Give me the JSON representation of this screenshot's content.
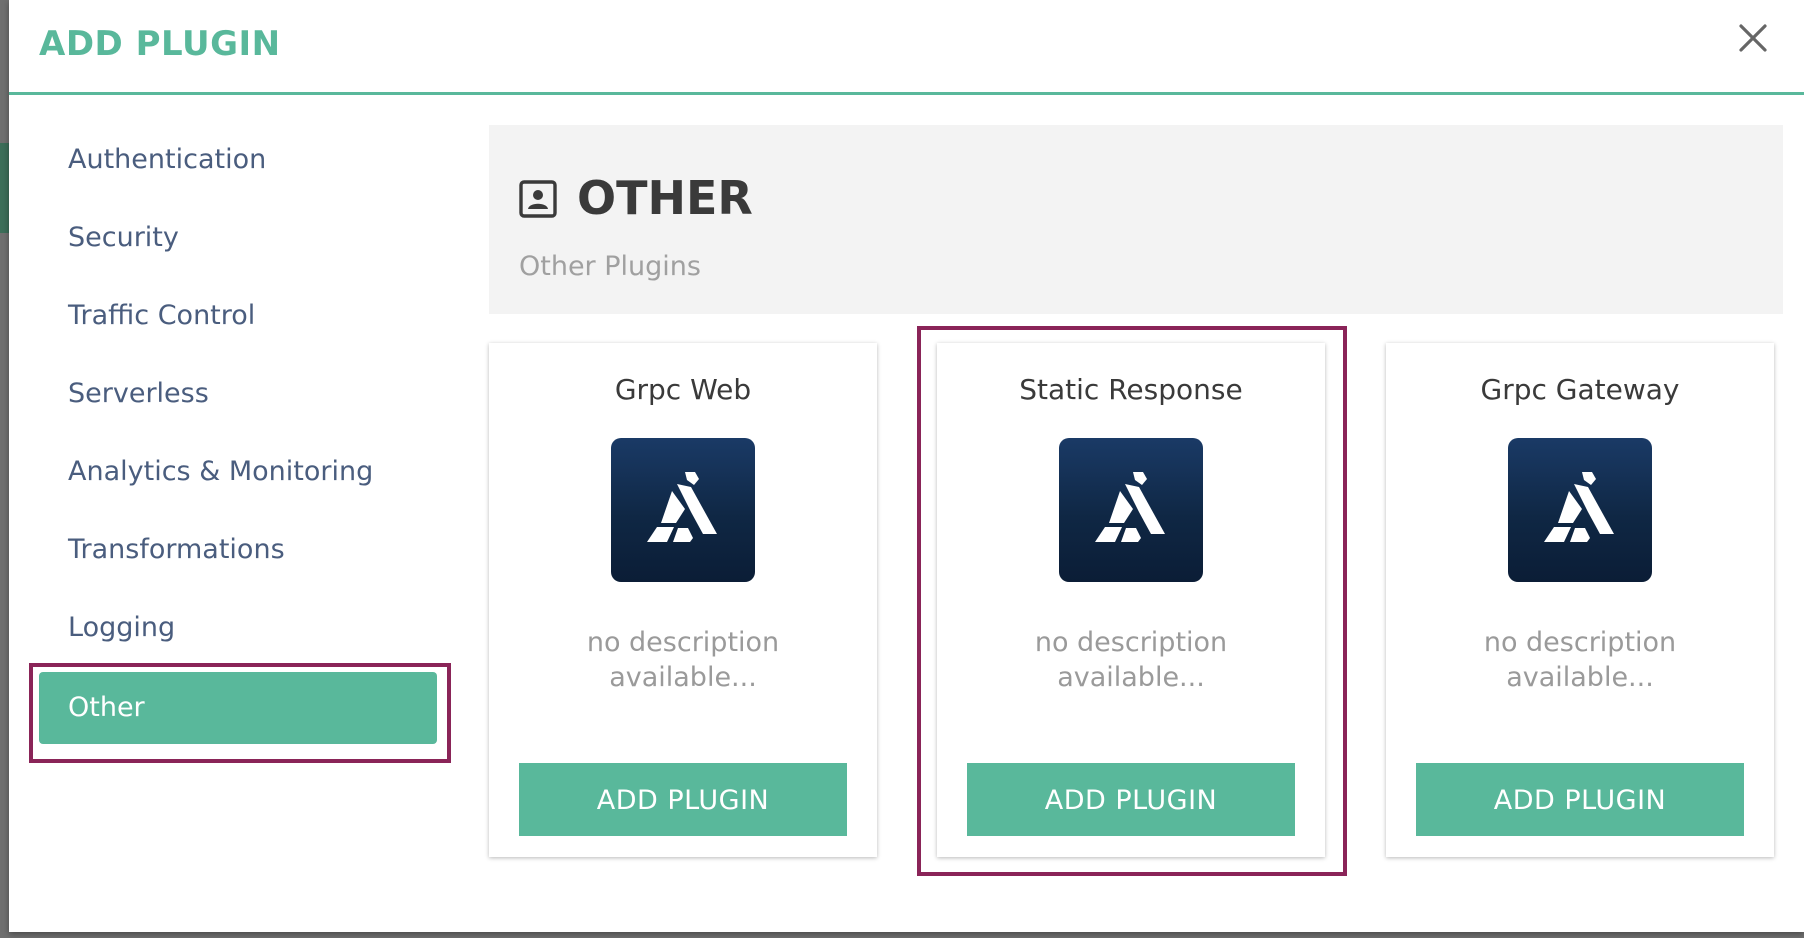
{
  "modal": {
    "title": "ADD PLUGIN",
    "close_icon": "close-icon"
  },
  "sidebar": {
    "items": [
      {
        "label": "Authentication"
      },
      {
        "label": "Security"
      },
      {
        "label": "Traffic Control"
      },
      {
        "label": "Serverless"
      },
      {
        "label": "Analytics & Monitoring"
      },
      {
        "label": "Transformations"
      },
      {
        "label": "Logging"
      },
      {
        "label": "Other"
      }
    ],
    "active_item": "Other"
  },
  "section": {
    "icon": "contact-card-icon",
    "title": "OTHER",
    "subtitle": "Other Plugins"
  },
  "plugins": [
    {
      "name": "Grpc Web",
      "logo": "kong-gorilla-logo",
      "description": "no description available...",
      "button_label": "ADD PLUGIN"
    },
    {
      "name": "Static Response",
      "logo": "kong-gorilla-logo",
      "description": "no description available...",
      "button_label": "ADD PLUGIN"
    },
    {
      "name": "Grpc Gateway",
      "logo": "kong-gorilla-logo",
      "description": "no description available...",
      "button_label": "ADD PLUGIN"
    }
  ],
  "colors": {
    "accent": "#59b89b",
    "nav_text": "#4a5d7e",
    "highlight": "#8a2458",
    "logo_bg": "#0f2744"
  }
}
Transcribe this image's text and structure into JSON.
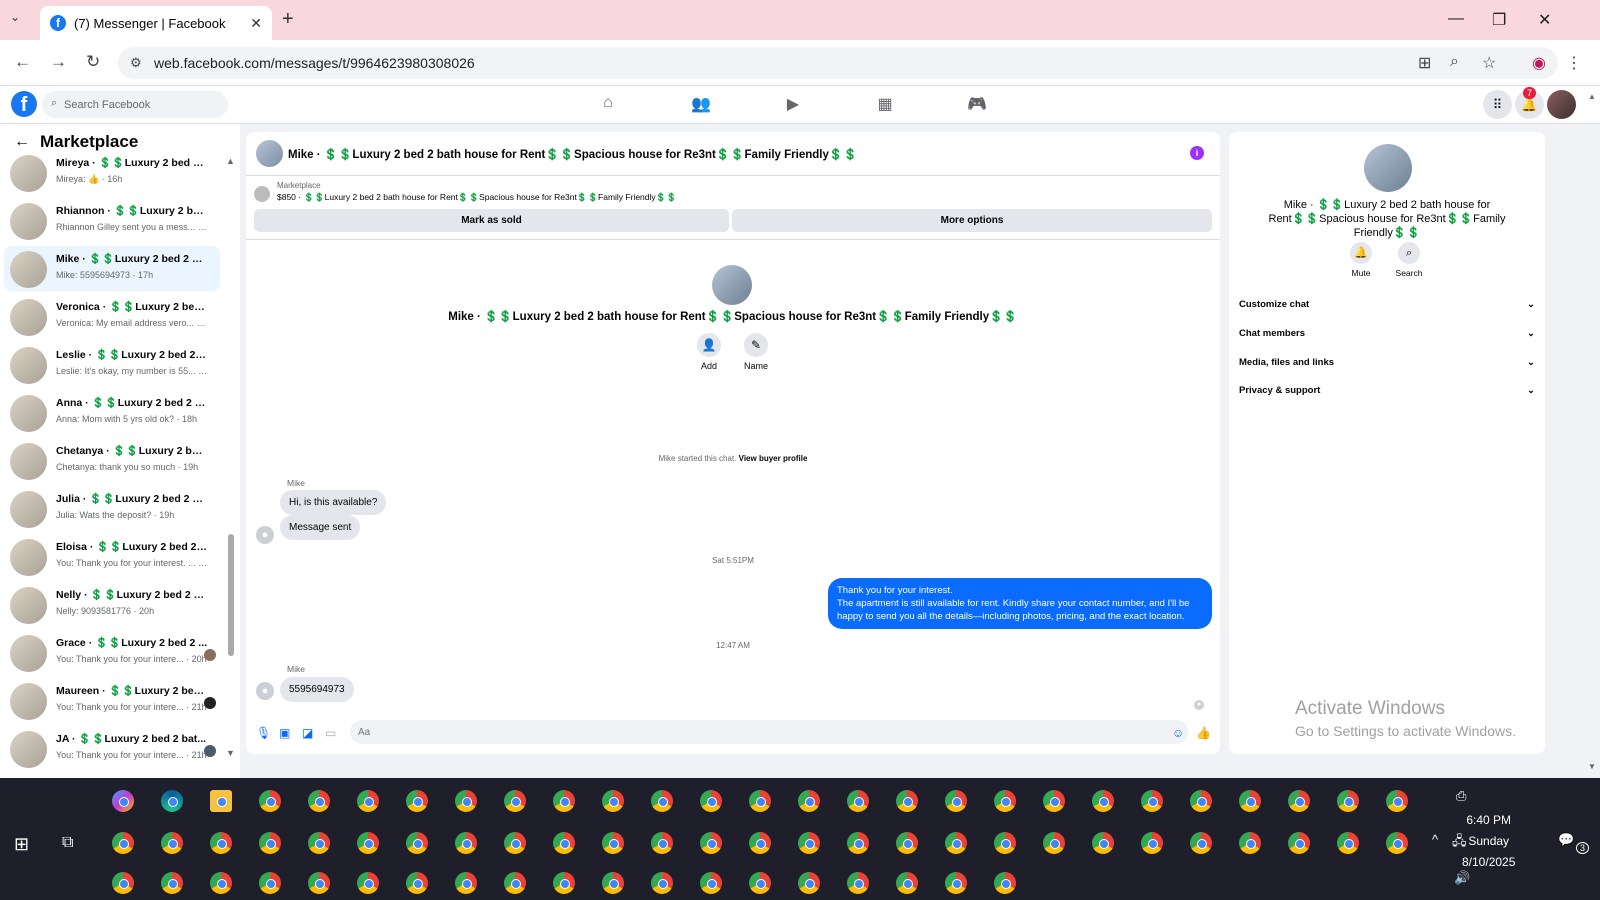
{
  "browser": {
    "tab_title": "(7) Messenger | Facebook",
    "url": "web.facebook.com/messages/t/9964623980308026"
  },
  "facebook": {
    "search_placeholder": "Search Facebook",
    "notifications_count": "7"
  },
  "sidebar": {
    "heading": "Marketplace",
    "conversations": [
      {
        "name": "Mireya · 💲💲Luxury 2 bed 2 b...",
        "preview": "Mireya: 👍 · 16h"
      },
      {
        "name": "Rhiannon · 💲💲Luxury 2 bed ...",
        "preview": "Rhiannon Gilley sent you a mess... · 17h"
      },
      {
        "name": "Mike · 💲💲Luxury 2 bed 2 bat...",
        "preview": "Mike: 5595694973 · 17h"
      },
      {
        "name": "Veronica · 💲💲Luxury 2 bed 2 ...",
        "preview": "Veronica: My email address vero... · 18h"
      },
      {
        "name": "Leslie · 💲💲Luxury 2 bed 2 bat...",
        "preview": "Leslie: It's okay, my number is 55... · 18h"
      },
      {
        "name": "Anna · 💲💲Luxury 2 bed 2 bat...",
        "preview": "Anna: Mom with 5 yrs old ok? · 18h"
      },
      {
        "name": "Chetanya · 💲💲Luxury 2 bed 2...",
        "preview": "Chetanya: thank you so much · 19h"
      },
      {
        "name": "Julia · 💲💲Luxury 2 bed 2 bat...",
        "preview": "Julia: Wats the deposit? · 19h"
      },
      {
        "name": "Eloisa · 💲💲Luxury 2 bed 2 ba...",
        "preview": "You: Thank you for your interest. ... · 19h"
      },
      {
        "name": "Nelly · 💲💲Luxury 2 bed 2 bat...",
        "preview": "Nelly: 9093581776 · 20h"
      },
      {
        "name": "Grace · 💲💲Luxury 2 bed 2 ...",
        "preview": "You: Thank you for your intere... · 20h"
      },
      {
        "name": "Maureen · 💲💲Luxury 2 bed...",
        "preview": "You: Thank you for your intere... · 21h"
      },
      {
        "name": "JA · 💲💲Luxury 2 bed 2 bat...",
        "preview": "You: Thank you for your intere... · 21h"
      }
    ]
  },
  "chat": {
    "title": "Mike · 💲💲Luxury 2 bed 2 bath house for Rent💲💲Spacious house for Re3nt💲💲Family Friendly💲💲",
    "listing_label": "Marketplace",
    "listing_price": "$850 · 💲💲Luxury 2 bed 2 bath house for Rent💲💲Spacious house for Re3nt💲💲Family Friendly💲💲",
    "mark_sold": "Mark as sold",
    "more_options": "More options",
    "add_label": "Add",
    "name_label": "Name",
    "started_text": "Mike started this chat.",
    "view_profile": "View buyer profile",
    "sender1": "Mike",
    "msg1": "Hi, is this available?",
    "msg2": "Message sent",
    "stamp1": "Sat 5:51PM",
    "out_line1": "Thank you for your interest.",
    "out_line2": "The apartment is still available for rent. Kindly share your contact number, and I'll be happy to send you all the details—including photos, pricing, and the exact location.",
    "stamp2": "12:47 AM",
    "sender2": "Mike",
    "msg3": "5595694973",
    "input_placeholder": "Aa"
  },
  "details": {
    "title": "Mike · 💲💲Luxury 2 bed 2 bath house for Rent💲💲Spacious house for Re3nt💲💲Family Friendly💲💲",
    "mute": "Mute",
    "search": "Search",
    "sections": [
      "Customize chat",
      "Chat members",
      "Media, files and links",
      "Privacy & support"
    ]
  },
  "watermark": {
    "line1": "Activate Windows",
    "line2": "Go to Settings to activate Windows."
  },
  "taskbar": {
    "time": "6:40 PM",
    "day": "Sunday",
    "date": "8/10/2025",
    "notif_count": "3"
  }
}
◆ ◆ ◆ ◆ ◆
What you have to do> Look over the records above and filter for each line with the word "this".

Expected answer>
Give me the JSON representation of this screenshot's content.
Transcribe this image's text and structure into JSON.
    "started_text": "Mike started this chat.",
    "msg1": "Hi, is this available?",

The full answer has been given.